→ **ACTIVITY**
The job is to find each line in the entries holding the string "охраны" and copy that line.

→ **GIVEN RECORDS**
↓↓↓
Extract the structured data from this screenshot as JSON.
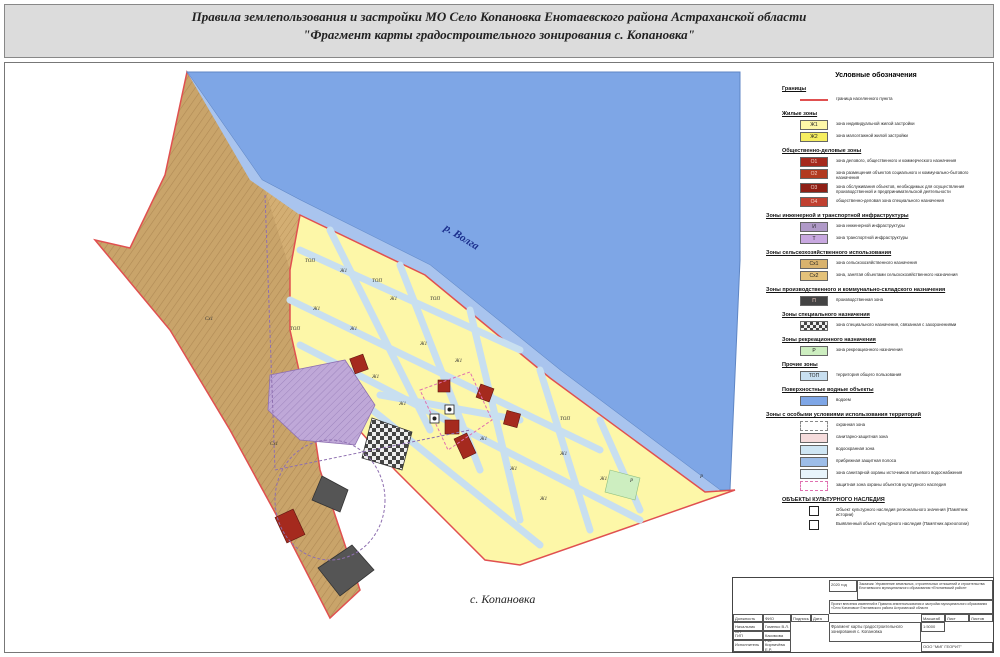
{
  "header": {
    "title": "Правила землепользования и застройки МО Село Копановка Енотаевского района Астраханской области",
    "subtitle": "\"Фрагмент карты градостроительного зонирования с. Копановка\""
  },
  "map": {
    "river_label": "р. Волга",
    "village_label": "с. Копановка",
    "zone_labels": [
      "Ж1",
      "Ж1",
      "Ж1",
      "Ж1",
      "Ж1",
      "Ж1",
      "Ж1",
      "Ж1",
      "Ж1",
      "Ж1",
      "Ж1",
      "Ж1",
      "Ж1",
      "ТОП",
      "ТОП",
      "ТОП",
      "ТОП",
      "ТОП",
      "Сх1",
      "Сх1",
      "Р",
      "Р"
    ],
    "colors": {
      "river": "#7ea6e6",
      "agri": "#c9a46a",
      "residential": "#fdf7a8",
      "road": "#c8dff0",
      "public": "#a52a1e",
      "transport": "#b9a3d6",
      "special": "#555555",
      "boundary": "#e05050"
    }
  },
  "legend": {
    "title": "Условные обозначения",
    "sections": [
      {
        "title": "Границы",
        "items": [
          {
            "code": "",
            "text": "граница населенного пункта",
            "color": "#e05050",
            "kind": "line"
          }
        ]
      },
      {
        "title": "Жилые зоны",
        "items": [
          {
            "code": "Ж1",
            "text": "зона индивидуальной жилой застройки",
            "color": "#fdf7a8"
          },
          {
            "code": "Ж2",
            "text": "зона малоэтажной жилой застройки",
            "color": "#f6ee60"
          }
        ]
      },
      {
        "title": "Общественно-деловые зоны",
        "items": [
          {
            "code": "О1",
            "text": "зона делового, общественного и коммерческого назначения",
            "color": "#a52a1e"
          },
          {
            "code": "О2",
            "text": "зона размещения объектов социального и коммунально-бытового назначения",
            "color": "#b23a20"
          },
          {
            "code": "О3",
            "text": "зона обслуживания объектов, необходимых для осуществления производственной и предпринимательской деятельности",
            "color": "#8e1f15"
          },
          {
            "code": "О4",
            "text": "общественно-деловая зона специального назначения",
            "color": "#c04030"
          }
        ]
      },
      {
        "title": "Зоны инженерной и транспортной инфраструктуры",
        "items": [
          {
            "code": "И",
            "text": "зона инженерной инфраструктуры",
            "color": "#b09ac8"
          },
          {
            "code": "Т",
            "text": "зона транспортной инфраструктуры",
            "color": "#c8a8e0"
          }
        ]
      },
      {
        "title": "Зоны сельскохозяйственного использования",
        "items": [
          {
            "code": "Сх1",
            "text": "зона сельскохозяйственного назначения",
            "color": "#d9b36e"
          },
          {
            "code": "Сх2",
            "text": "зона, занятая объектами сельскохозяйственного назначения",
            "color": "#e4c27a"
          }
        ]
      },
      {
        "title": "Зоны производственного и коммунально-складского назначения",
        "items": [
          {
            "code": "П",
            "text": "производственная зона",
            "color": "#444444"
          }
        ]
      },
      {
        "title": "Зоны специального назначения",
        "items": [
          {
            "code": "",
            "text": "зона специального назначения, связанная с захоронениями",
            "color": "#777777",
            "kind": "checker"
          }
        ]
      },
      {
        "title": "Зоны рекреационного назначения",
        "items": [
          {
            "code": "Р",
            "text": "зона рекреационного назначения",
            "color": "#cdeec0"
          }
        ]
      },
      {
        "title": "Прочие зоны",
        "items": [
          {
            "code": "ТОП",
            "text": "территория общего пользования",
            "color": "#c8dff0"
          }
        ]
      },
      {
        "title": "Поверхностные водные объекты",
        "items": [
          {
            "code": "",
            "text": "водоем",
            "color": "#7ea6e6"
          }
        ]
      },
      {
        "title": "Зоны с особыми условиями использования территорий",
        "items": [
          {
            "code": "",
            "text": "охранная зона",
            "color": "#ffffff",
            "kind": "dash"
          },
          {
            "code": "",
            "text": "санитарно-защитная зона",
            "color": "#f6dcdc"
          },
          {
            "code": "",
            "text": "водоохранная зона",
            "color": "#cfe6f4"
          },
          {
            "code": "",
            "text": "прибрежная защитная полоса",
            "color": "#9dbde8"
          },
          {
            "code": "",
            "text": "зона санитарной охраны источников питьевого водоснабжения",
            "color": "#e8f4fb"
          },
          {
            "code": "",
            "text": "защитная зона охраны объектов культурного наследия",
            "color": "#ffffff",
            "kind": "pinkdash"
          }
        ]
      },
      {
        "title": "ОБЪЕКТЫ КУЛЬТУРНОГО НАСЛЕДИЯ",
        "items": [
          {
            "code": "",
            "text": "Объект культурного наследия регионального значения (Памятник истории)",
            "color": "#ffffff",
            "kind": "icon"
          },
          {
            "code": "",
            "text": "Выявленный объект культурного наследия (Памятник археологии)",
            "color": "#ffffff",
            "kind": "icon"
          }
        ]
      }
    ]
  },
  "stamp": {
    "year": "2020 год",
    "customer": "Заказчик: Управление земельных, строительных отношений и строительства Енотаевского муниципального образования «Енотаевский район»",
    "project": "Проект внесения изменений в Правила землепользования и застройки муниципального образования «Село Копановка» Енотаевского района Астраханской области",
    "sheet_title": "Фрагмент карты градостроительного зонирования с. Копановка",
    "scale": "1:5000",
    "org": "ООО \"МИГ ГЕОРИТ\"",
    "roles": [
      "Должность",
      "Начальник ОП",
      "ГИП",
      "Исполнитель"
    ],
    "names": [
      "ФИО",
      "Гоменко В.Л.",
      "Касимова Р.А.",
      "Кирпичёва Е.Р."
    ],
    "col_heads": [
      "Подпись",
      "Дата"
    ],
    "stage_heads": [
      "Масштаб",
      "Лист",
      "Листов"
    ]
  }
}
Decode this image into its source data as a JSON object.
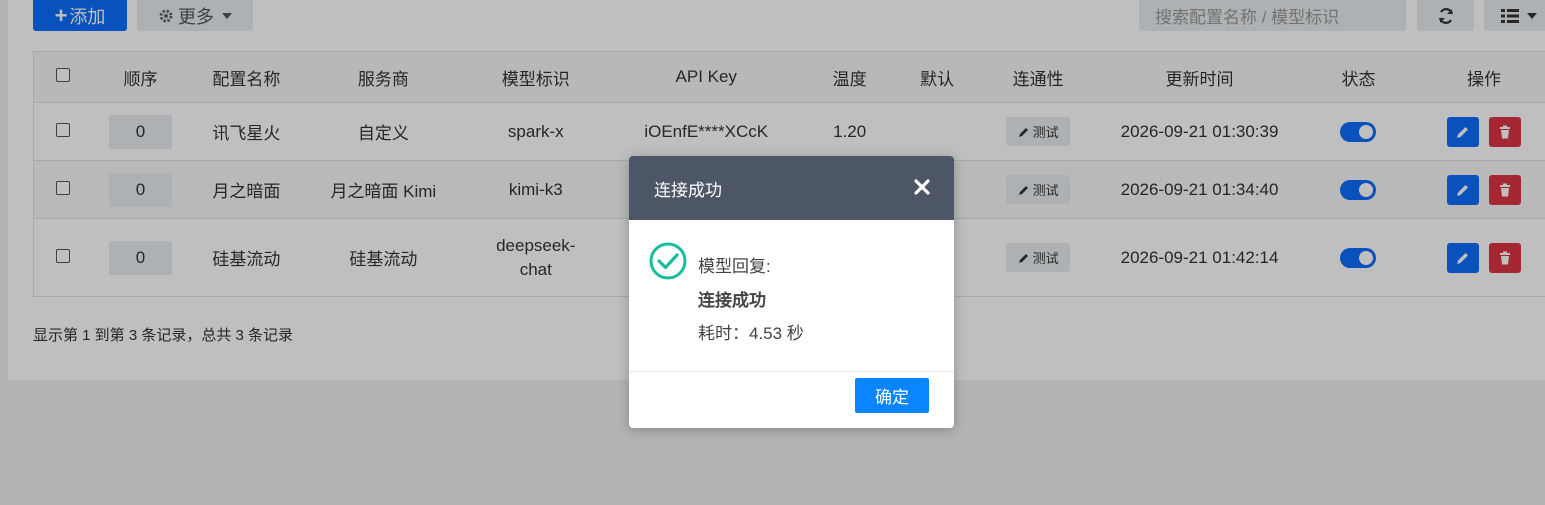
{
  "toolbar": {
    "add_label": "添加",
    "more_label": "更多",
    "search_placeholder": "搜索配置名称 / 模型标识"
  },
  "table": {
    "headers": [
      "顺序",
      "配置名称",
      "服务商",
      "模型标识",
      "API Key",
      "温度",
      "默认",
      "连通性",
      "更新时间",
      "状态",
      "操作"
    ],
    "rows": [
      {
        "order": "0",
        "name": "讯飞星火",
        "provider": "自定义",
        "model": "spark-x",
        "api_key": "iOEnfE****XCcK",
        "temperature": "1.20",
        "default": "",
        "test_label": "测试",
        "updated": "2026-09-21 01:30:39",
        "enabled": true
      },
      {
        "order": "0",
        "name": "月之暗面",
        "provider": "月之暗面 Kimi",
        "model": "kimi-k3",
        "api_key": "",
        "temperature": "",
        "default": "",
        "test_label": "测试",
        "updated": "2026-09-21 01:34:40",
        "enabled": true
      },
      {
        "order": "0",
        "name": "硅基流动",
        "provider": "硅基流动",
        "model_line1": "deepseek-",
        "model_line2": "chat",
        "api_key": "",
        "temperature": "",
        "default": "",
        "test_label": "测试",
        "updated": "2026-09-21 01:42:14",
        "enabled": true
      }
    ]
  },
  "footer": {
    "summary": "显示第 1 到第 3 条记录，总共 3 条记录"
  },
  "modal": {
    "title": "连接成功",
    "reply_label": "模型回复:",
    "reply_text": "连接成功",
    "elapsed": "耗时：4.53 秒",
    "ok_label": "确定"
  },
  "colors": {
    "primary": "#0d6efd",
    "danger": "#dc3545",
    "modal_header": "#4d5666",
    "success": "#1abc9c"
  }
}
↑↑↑
→ **RESULT OF THIS TASK**
            "text": "зона санитарной охраны источников питьевого водоснабжения",
            "text": "защитная зона охраны объектов культурного наследия",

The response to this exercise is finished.